His experience covered all the theoretical and practical issues in scheming, designing and managing interventions on historic and old buildings such as the construction of the weather canopy above the unique Rosslyn Chapel and sinking deep basements under Grade A-listed former church buildings in city centres such as Mansfield Traquair in Edinburgh, Cottier Theatre in Glasgow, Annandale Distillery in Dumfries and Gallowayn and, most recently, the design of new basement at Linton House.

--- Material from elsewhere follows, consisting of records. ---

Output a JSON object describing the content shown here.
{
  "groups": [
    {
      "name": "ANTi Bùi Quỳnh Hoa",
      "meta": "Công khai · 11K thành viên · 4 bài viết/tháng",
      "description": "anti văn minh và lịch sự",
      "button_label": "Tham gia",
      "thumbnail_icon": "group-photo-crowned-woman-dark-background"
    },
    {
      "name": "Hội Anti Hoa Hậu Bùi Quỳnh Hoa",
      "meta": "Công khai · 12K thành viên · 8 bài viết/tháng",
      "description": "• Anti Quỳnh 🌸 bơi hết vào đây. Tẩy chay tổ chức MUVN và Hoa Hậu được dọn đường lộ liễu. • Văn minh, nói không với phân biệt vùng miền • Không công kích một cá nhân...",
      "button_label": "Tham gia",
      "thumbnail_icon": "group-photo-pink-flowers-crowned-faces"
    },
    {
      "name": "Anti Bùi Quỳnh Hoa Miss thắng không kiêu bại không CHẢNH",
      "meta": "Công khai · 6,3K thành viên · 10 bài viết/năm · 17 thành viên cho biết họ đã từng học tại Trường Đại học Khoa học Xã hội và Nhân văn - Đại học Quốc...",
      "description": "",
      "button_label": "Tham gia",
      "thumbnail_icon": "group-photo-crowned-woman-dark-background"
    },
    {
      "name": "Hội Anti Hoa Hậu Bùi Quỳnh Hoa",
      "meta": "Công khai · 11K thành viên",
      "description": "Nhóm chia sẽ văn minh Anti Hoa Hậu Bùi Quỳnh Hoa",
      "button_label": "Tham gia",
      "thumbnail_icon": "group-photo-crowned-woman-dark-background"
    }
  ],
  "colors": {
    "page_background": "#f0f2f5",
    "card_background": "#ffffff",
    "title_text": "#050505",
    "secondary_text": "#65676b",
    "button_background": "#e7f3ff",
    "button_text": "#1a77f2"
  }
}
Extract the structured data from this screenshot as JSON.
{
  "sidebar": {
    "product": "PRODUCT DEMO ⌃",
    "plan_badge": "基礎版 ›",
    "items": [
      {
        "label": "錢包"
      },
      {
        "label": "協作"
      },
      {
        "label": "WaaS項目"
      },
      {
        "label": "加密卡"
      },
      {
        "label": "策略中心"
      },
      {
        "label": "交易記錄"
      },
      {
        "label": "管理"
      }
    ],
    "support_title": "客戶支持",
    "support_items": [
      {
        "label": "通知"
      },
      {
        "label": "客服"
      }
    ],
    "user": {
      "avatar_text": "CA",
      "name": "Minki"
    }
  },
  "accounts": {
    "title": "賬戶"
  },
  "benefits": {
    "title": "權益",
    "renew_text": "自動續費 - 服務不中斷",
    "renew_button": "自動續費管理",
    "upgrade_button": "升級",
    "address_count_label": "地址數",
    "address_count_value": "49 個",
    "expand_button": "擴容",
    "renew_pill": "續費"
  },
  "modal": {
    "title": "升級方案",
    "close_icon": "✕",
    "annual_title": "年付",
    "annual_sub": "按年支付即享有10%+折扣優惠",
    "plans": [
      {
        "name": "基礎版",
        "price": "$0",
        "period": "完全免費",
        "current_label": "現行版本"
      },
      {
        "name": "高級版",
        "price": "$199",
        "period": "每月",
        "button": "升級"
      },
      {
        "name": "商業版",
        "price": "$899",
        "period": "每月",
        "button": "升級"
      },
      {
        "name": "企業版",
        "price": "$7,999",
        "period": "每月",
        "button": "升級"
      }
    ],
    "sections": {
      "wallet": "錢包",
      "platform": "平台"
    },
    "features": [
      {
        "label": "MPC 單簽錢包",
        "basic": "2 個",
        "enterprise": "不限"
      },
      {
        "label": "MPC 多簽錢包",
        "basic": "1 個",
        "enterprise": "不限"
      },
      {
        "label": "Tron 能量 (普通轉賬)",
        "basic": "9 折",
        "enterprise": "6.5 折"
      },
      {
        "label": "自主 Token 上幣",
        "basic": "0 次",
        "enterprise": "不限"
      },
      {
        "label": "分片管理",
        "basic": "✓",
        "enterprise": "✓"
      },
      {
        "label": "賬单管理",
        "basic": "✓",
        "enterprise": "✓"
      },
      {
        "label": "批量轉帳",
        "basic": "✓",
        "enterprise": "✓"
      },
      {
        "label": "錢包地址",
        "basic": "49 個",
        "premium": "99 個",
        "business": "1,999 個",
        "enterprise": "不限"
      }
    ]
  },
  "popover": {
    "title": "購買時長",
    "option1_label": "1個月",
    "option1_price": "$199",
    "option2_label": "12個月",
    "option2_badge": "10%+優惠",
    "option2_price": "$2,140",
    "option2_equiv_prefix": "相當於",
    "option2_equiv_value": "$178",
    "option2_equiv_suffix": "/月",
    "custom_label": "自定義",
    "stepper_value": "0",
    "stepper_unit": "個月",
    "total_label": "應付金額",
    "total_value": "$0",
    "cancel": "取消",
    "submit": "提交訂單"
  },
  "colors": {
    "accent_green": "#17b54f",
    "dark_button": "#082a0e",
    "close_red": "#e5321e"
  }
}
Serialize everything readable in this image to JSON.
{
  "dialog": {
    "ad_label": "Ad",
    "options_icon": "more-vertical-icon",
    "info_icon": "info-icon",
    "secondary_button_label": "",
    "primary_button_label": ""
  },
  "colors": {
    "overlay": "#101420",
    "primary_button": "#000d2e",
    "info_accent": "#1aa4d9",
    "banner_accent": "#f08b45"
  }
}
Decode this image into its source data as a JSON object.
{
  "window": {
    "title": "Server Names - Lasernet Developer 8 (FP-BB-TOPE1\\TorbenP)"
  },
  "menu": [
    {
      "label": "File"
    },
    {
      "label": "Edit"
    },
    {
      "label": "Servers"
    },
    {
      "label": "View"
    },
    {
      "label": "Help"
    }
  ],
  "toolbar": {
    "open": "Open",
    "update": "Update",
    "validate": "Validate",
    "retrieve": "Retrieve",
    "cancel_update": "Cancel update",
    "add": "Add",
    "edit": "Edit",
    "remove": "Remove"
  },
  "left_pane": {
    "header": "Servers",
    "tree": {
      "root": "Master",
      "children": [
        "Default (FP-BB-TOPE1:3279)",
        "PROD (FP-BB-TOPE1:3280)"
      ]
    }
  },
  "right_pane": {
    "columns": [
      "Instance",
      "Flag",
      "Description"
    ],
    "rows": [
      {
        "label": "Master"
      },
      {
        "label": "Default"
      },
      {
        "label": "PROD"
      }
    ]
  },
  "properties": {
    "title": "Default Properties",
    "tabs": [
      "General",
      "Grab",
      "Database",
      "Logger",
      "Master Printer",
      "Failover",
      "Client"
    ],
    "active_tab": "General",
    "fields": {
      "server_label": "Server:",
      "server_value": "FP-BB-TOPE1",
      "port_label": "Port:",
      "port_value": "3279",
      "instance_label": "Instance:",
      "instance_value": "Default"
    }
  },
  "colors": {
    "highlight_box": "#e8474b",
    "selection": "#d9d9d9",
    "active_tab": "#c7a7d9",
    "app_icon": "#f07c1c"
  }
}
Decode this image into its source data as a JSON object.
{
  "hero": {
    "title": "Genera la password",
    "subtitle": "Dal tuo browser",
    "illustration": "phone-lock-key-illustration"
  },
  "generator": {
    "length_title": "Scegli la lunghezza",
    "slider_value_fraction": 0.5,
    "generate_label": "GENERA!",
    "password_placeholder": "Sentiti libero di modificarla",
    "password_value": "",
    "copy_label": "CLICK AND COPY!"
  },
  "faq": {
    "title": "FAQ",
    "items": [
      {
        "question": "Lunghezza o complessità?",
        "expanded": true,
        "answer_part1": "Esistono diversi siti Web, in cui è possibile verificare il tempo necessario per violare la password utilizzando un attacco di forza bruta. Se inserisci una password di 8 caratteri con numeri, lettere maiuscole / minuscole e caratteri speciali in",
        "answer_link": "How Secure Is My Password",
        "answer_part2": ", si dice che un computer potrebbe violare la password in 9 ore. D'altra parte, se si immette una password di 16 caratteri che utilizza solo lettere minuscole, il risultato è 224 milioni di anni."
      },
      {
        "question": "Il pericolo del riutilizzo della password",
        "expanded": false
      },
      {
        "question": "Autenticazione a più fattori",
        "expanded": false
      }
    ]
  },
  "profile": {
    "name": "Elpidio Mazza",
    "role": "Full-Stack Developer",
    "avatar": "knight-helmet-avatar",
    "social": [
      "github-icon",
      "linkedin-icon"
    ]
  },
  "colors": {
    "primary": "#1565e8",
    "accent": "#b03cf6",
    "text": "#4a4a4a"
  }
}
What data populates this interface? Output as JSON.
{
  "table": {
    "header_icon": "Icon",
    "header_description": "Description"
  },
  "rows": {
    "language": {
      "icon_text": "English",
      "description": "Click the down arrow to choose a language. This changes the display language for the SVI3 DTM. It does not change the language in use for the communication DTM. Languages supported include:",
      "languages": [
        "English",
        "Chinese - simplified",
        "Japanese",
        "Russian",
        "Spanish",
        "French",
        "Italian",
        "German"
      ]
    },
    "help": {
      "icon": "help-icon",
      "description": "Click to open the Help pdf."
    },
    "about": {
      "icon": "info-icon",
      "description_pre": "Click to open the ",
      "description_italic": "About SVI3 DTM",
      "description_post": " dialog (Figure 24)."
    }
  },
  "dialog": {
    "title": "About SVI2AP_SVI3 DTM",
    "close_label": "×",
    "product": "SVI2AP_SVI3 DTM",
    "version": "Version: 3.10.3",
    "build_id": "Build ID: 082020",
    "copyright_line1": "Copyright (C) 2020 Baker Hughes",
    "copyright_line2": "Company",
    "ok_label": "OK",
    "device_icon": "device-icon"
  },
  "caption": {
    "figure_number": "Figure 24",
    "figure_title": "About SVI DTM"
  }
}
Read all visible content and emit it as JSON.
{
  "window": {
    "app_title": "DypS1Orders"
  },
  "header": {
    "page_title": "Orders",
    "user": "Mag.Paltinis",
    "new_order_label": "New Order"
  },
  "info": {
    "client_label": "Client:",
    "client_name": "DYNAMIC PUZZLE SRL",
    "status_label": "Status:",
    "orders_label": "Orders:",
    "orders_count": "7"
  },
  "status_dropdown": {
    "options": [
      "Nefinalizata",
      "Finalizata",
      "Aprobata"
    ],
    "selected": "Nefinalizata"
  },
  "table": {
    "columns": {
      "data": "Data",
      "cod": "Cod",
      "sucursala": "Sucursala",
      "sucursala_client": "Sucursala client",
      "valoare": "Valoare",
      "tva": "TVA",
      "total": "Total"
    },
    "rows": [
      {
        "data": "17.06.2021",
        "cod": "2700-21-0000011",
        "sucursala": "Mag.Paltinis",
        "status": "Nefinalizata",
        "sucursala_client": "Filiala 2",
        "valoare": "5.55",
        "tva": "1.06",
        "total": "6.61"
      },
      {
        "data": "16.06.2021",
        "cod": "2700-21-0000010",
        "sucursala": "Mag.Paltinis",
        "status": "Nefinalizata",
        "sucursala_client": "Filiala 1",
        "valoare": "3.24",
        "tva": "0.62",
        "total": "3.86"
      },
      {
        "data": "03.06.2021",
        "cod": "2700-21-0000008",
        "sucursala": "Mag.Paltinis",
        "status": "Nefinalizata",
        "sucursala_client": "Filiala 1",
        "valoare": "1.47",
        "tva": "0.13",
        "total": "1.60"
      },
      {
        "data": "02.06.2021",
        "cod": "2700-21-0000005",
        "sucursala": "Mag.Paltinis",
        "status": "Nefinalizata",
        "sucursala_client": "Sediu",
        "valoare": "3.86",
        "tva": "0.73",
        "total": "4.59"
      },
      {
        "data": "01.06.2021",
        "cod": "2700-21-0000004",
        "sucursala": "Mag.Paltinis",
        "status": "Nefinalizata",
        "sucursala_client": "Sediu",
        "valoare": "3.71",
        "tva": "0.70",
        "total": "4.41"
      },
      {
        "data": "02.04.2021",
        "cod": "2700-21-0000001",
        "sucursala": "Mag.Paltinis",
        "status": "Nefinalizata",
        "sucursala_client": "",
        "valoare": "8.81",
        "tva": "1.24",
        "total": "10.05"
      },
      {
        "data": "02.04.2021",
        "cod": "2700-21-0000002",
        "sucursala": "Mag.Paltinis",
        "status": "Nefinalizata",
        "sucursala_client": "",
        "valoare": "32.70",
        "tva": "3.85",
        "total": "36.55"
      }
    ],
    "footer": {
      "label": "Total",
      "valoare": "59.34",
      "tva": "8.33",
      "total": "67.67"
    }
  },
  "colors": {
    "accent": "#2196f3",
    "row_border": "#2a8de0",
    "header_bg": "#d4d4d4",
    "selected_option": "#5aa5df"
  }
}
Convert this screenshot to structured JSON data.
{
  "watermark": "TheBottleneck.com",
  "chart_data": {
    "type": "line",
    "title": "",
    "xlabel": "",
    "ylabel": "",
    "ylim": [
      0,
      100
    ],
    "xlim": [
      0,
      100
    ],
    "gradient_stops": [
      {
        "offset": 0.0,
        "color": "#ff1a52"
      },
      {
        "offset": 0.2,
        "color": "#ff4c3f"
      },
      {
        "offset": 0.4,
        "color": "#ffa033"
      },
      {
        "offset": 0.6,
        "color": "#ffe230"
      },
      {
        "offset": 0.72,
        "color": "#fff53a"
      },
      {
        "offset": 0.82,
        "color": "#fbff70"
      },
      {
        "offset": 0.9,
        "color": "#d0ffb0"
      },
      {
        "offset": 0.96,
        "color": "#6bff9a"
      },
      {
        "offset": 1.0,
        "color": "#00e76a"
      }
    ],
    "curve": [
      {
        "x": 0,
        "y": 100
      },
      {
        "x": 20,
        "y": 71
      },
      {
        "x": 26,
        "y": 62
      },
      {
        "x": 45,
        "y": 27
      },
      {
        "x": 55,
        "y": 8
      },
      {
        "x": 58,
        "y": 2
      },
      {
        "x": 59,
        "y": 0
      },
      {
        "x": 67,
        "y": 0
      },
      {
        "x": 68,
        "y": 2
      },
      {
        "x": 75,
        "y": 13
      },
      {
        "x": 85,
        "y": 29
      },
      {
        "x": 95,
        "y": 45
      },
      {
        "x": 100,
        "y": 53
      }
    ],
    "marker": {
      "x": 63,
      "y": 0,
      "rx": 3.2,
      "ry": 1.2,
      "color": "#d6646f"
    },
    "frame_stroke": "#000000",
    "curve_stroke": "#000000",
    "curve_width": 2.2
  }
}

Another project was the Grade A-listed Britannia Panopticon Theatre in Glasgow, a building very close to John’s heart, where the original roof was strengthened in a most innovative way, a gable reskinned in stone and the frontage restored. Other Grade A buildings which John dealt with as a lead consultant in recent years include two stately homes, Scone Palace and Braemar Castle, open air swimming pools at Tarlair, Banffshire, and Pittenweem, Fife, and the rescue and conservation of a historic weir at Catrine, Ayrshire. His tireless research led to the discovery of unique historic significances of Scalan Mill and its threshing machinery and its upgrading to Grade A listing.
For John, in his own words: “All this is just everyday conservation where practical building knowledge is essential. Whatever the conservation challenge, the key to it all is getting a full understanding of what is there, what is wrong with it (if anything) and putting it right with the least loss of historic material and significances”.
He believed that conservation is the kindest thing that can be done for the planet so its role goes much further than just protecting ancient objects. It is now a mainstay in sustainability.
As well as his work, he was applying his skills to restoring the 16th-century home he shared with Krystyna. He is survived by her, his daughter Susan, and sons Colin and Stuart from an earlier relationship, his grandchildren Cameron and Jeniffer, his sister, Sheila and brother Mike.